Homeless family drive 160km to and from school every day

Patricia and William Maguire are living with their five children in emergency accommodation in Wicklow

A homeless family from north county Dublin, who have been driving their children 160km a day to and from school as their emergency accommodation is in Wicklow, are now "sick, tired and drained" after what they say are 18 months of the "broken promises" from Fingal County Council.

Patricia (32) and William (34) Maguire and their five children - aged between six and 12 - were living in a rented house in Rush in December 2016 when their landlord, whom they describe as "very decent", gave them notice to quit. He needed the house for his daughter who had returned from England with her young family and who was then staying with him.

The Maguires, who are Travellers, have been on the council's housing list for 10 years. They looked for a house to rent initially around Rush, Lusk and Skerries. "In the end we were looking anywhere in Meath, even Cavan and didn't get so much as a viewing," says Patricia.

On their first night as homeless, the council gave them a list of hotels and B&Bs to call, advising them, they say, that if they couldn't find anywhere they would be provided with sleeping bags to stay in their car. They stayed in a hotel near Drogheda and the following night in a B&B on Dublin's Gardiner Street.


"That's when we went to Focus Ireland. They were very good, and we got a longer term booking in a hotel in Ashford [Co Wicklow]."

They took this not knowing how long they would be homeless, keeping their children at school in Rush, 80km away, hoping it would be only a few months.


“After about eight weeks we got a meeting with the council in the Swords office,” says William. “They explained to us we would be homeless for six to 12 months. We said we would be happy to be housed anywhere around Skerries, Lusk, Balbriggan – anywhere nearer the kids’ school.”

At six months homeless they had a second meeting with the same housing official, who told them, they say, they would be housed in an estate nearing completion in Lusk.

“ So we thought things were really moving. We were over the moon,” says Patricia.
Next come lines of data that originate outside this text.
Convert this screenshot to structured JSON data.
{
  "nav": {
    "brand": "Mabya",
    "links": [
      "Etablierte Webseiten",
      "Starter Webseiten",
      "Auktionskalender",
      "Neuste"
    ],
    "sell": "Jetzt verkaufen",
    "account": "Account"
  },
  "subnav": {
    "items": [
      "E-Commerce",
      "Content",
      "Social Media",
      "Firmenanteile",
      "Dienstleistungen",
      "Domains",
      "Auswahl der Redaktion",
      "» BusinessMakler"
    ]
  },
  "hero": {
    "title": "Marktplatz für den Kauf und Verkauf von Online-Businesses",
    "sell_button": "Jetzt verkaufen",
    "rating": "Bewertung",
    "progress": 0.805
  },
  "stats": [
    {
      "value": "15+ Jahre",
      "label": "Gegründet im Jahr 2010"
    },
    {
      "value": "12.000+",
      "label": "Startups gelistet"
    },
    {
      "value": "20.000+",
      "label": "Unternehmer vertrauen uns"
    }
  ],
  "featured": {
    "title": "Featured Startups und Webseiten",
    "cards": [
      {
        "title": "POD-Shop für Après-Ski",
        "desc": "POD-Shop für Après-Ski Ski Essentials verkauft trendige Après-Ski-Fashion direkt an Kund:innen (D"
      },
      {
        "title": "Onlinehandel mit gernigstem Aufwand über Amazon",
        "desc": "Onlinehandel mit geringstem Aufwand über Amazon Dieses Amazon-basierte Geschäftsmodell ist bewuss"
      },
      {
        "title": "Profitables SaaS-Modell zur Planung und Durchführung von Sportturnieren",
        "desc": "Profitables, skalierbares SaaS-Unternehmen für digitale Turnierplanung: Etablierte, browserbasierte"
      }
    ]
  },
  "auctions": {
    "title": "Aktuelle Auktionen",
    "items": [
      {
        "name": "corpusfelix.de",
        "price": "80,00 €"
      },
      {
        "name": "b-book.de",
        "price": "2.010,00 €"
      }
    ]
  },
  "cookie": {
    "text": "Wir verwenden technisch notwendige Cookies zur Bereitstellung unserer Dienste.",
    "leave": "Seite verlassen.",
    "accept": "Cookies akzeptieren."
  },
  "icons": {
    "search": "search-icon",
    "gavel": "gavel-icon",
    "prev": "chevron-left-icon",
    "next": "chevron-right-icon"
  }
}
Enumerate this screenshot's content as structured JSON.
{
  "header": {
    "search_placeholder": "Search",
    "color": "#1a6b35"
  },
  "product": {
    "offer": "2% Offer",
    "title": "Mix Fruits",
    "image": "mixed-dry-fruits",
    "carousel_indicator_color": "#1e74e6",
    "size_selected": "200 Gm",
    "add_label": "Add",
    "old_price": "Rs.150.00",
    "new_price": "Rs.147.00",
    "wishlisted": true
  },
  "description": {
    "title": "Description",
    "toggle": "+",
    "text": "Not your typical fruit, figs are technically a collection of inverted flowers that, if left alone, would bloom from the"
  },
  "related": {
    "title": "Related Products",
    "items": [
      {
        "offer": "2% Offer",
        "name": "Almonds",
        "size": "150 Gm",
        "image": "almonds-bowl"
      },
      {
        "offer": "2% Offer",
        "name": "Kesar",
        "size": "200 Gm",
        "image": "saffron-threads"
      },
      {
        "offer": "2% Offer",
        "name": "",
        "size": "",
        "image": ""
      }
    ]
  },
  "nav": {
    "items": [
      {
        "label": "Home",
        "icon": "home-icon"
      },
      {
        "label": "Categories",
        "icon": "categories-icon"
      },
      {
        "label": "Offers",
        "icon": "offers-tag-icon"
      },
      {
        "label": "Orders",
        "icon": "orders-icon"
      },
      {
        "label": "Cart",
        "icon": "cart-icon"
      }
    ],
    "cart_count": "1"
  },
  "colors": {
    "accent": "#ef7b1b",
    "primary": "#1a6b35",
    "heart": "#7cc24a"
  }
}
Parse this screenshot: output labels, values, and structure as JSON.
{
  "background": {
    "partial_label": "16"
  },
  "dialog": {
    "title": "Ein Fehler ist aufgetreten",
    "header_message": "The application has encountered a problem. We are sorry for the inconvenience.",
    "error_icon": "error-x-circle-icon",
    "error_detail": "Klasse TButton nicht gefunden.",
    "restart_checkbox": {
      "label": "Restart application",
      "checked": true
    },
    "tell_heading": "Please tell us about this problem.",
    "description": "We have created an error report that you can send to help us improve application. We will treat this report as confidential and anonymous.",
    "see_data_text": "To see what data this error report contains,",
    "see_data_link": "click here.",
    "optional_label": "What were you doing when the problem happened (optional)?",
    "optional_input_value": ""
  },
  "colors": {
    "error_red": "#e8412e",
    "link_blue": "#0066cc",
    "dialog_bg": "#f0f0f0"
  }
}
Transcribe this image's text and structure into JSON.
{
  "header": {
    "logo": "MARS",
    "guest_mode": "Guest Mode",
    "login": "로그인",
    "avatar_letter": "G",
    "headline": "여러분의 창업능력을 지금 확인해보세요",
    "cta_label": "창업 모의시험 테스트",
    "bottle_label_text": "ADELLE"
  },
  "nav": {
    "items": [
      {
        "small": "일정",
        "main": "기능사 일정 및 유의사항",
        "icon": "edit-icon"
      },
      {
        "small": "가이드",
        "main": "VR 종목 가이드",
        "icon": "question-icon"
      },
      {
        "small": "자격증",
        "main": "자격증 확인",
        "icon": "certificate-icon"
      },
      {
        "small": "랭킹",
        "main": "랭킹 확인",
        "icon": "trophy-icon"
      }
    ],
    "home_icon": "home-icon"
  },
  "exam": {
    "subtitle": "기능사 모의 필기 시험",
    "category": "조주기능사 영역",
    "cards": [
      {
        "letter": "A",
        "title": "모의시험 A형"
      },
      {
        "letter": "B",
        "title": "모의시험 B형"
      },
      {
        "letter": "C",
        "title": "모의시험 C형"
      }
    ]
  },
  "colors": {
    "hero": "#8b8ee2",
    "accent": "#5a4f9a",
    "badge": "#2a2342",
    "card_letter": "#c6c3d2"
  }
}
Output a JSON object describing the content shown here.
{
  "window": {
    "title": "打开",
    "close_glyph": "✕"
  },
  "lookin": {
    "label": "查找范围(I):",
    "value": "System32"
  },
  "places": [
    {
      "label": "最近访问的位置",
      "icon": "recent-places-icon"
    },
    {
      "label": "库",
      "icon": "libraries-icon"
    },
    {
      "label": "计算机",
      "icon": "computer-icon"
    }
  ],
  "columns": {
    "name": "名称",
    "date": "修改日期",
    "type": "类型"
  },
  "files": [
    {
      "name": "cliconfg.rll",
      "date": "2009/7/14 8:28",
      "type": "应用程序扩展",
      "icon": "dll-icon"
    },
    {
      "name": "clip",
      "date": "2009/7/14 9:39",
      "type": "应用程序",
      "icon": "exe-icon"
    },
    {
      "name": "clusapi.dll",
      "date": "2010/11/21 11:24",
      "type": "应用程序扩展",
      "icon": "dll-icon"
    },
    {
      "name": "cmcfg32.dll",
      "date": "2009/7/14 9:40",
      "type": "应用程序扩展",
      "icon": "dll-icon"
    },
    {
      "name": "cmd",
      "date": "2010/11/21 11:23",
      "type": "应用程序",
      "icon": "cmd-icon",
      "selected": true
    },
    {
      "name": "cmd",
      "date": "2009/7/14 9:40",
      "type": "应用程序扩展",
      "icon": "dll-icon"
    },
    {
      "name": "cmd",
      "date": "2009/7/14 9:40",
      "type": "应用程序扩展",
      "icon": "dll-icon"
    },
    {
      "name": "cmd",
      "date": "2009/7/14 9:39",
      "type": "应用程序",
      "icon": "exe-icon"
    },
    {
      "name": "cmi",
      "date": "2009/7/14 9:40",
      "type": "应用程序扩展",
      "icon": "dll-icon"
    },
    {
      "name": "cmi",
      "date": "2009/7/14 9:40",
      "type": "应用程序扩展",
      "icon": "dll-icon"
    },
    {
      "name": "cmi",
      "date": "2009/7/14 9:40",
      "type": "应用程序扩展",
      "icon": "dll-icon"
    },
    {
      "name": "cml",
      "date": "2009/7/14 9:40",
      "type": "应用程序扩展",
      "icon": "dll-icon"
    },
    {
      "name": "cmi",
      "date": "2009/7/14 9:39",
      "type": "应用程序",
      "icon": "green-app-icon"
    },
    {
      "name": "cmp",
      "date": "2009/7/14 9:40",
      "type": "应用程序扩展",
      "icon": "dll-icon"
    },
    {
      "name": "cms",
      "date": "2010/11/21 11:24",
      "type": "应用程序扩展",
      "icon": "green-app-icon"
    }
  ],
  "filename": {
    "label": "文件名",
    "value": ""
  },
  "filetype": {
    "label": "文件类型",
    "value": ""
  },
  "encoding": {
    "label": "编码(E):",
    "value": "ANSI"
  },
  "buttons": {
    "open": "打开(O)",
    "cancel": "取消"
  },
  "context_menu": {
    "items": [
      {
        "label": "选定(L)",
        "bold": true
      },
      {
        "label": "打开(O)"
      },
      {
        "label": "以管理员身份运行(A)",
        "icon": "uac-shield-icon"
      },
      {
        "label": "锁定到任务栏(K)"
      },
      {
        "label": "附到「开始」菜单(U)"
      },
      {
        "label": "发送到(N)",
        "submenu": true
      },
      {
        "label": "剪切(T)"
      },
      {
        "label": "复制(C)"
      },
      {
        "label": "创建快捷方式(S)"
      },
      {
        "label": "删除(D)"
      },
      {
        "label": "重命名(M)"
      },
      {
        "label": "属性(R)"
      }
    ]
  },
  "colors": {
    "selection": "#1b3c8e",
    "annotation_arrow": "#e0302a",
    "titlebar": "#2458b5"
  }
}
Throughout they have been bringing the children to school in Rush – leaving before 7.30am, driving up the N11, circling the M50, continuing up the M1 before arriving in Rush "over an hour later". The parents spend the day around Rush and Lusk. They had to take the children out of their weekend activities like football to give them a break from the long commute.

“The kids are getting more and more frustrated. They are seeing their friends on social media at weekends and miss them.” In addition the family is spending about €150 a week on petrol and tolls, and have almost exhausted savings.

A third meeting with the council, in July 2018 when they were a year homeless, was attended also by Bernard Joyce, director of the Irish Traveller Movement.

Structural discrimination

“They said they were in a position to offer us a four-bedroom house, in the location we wanted, before the end of the year,” they say.

Mr Joyce confirms this account.

They say they called the council repeatedly from October for updates.

“We’re just sick of what they are doing to our family,” says William. “It’s a lot of stress. They just won’t give us a straight answer. It’s pulling us all apart.”

After their second Christmas homeless came and went they approached Mercy Law, a not-for-profit legal firm specialising in housing rights, which is now acting for them.

David Joyce, a solicitor with Mercy Law, said: "In 10 years this family has not had one offer of a house. They will take a house anywhere in north county Dublin. Something we are seeing more and more is a structural discrimination in the system against larger families. They are not being catered for."

A spokeswoman for Fingal County Council said it was unfortunate “a small number of families in the county are currently residing in emergency accommodation pending receipt of a sustainable accommodation outcome.

“On occasion, families limit their housing options to specific types of accommodation in specific areas and this can delay the delivery of an accommodation outcome for them.”

Kitty Holland

Kitty Holland

Kitty Holland is Social Affairs Correspondent of The Irish Times